Based on Jeanne Ryan’s 2012 novel of the same name and helmed by “Catfish” directors Henry Joost and Ariel Schulman, “Nerve” will have a shelf-life of approximately 12 minutes (the technology it depicts has been revolutionized at least once since the movie wrapped production), but it sure is fun while it lasts.
- David Ehrlich
A high school senior finds herself immersed in an online game of truth or dare, where her every move starts to become manipulated by an anonymous community of “watchers.”
The moment Vee (Emma Roberts) first meets Ian (Dave Franco) in a greasy Queens diner, she sticks her tongue down his throat, apologizes and scarpers to a corner booth where her jealous friend is waiting, having filmed them on her phone. Ian follows up this unexpected occurrence by singing an impromptu rendition of Roy Orbison’s “You Got It”, using the tables and chairs of the restaurant as an ersatz stage. All of this has been filmed on each person’s respective smartphones as part of a game called “Nerve”, where participants complete »
- Mark Allen
1-20 of 64 items from 2016 « Prev | Next »

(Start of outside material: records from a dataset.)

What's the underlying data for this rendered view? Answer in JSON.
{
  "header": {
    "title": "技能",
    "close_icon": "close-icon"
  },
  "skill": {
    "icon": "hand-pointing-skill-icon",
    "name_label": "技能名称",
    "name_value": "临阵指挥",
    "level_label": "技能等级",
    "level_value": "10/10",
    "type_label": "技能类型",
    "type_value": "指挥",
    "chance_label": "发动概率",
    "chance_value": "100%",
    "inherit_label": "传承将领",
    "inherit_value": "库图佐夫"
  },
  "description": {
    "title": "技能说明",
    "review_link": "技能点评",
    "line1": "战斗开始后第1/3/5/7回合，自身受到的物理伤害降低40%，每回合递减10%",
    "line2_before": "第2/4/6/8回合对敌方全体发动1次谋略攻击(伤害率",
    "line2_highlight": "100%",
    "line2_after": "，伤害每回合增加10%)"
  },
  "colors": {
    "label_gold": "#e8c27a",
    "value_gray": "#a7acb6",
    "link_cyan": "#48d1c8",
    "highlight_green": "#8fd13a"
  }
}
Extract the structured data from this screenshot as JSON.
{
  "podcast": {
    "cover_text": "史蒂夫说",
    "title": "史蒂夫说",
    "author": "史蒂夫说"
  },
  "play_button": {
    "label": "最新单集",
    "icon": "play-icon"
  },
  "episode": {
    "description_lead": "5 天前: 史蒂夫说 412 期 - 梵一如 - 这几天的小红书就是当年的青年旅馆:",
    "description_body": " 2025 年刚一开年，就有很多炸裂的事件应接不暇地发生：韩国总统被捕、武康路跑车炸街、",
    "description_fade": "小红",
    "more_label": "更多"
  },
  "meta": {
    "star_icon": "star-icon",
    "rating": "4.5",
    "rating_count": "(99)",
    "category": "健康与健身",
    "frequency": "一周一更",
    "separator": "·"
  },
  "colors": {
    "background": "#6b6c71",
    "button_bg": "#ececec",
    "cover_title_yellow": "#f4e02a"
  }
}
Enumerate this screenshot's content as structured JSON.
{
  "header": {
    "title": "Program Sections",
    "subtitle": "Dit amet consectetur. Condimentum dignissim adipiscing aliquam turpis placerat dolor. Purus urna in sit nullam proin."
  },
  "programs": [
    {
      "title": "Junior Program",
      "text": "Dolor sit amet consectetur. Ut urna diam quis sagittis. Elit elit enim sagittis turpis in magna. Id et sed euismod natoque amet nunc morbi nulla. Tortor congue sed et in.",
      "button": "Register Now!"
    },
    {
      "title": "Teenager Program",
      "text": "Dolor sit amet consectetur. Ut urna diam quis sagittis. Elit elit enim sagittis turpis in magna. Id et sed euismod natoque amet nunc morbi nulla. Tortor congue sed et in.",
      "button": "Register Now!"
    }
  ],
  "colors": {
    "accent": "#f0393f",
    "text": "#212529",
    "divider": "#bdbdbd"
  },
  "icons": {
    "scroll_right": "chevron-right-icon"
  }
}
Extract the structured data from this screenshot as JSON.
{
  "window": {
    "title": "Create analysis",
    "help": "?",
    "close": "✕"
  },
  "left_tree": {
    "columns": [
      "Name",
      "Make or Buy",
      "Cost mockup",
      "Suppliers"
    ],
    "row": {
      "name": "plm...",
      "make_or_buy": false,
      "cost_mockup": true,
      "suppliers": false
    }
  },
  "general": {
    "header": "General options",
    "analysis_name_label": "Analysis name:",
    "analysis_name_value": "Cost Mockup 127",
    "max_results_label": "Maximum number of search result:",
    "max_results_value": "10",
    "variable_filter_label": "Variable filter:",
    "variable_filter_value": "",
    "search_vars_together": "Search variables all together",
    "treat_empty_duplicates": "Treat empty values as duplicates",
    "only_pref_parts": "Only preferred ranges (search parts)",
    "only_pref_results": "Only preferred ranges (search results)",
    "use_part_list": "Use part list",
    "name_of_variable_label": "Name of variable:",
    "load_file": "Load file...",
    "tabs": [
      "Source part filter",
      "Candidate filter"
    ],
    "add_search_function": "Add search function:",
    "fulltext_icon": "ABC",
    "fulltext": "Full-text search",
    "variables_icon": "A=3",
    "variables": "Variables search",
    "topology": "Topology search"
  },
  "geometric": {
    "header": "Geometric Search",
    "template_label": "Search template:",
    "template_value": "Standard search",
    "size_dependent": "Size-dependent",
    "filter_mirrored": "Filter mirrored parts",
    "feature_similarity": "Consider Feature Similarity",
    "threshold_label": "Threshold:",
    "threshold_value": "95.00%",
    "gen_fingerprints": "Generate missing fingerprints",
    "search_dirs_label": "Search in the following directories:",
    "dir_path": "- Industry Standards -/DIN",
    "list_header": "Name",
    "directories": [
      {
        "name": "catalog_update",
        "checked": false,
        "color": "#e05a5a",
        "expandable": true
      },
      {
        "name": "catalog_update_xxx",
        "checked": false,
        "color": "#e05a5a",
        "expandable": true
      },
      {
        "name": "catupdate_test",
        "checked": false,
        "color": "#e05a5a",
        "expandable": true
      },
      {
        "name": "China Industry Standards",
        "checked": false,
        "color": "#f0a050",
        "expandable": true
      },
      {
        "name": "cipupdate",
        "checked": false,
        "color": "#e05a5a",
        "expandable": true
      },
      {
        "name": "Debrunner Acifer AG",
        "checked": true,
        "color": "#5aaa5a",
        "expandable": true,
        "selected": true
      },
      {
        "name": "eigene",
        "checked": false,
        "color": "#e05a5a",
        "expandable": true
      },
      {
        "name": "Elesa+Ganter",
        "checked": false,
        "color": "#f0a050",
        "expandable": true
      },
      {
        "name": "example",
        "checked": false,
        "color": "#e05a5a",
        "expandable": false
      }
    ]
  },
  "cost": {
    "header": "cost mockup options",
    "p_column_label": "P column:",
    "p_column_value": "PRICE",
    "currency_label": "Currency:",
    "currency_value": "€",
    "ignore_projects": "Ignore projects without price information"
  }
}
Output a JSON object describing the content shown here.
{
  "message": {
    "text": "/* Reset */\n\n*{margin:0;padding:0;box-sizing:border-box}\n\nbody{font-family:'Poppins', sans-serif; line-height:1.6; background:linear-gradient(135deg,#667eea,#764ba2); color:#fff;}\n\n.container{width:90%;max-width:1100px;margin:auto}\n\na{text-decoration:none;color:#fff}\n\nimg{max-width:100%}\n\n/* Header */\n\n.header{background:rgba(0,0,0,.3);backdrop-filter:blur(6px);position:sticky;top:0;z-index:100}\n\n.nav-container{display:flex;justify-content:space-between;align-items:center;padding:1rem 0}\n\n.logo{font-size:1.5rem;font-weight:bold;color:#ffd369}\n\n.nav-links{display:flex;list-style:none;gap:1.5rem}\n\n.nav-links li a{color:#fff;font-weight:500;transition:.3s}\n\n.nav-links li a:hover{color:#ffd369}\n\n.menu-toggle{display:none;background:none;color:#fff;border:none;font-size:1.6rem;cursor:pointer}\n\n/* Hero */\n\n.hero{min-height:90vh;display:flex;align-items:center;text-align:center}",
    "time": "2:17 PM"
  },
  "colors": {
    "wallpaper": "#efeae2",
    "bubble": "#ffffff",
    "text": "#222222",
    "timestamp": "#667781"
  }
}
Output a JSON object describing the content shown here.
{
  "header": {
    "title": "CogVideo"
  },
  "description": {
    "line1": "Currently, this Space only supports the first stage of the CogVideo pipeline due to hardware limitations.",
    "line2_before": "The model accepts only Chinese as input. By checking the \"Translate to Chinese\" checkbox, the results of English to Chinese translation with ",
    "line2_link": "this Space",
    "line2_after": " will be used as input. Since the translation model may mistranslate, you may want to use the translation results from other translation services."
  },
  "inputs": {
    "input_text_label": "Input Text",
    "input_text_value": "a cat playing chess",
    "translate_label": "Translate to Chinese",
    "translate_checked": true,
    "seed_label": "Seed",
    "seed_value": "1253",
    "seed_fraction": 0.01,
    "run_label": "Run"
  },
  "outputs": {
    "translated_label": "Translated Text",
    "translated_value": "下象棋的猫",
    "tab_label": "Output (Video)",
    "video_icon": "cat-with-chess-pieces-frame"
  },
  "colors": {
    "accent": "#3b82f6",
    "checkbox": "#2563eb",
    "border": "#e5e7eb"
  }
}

IMDb.com, Inc. takes no responsibility for the content or accuracy of the above news articles, Tweets, or blog posts. This content is published for the entertainment of our users only. The news articles, Tweets, and blog posts do not represent IMDb's opinions nor can we guarantee that the reporting therein is completely factual. Please visit the source responsible for the item in question to report any concerns you may have regarding content or accuracy.See our NewsDesk partners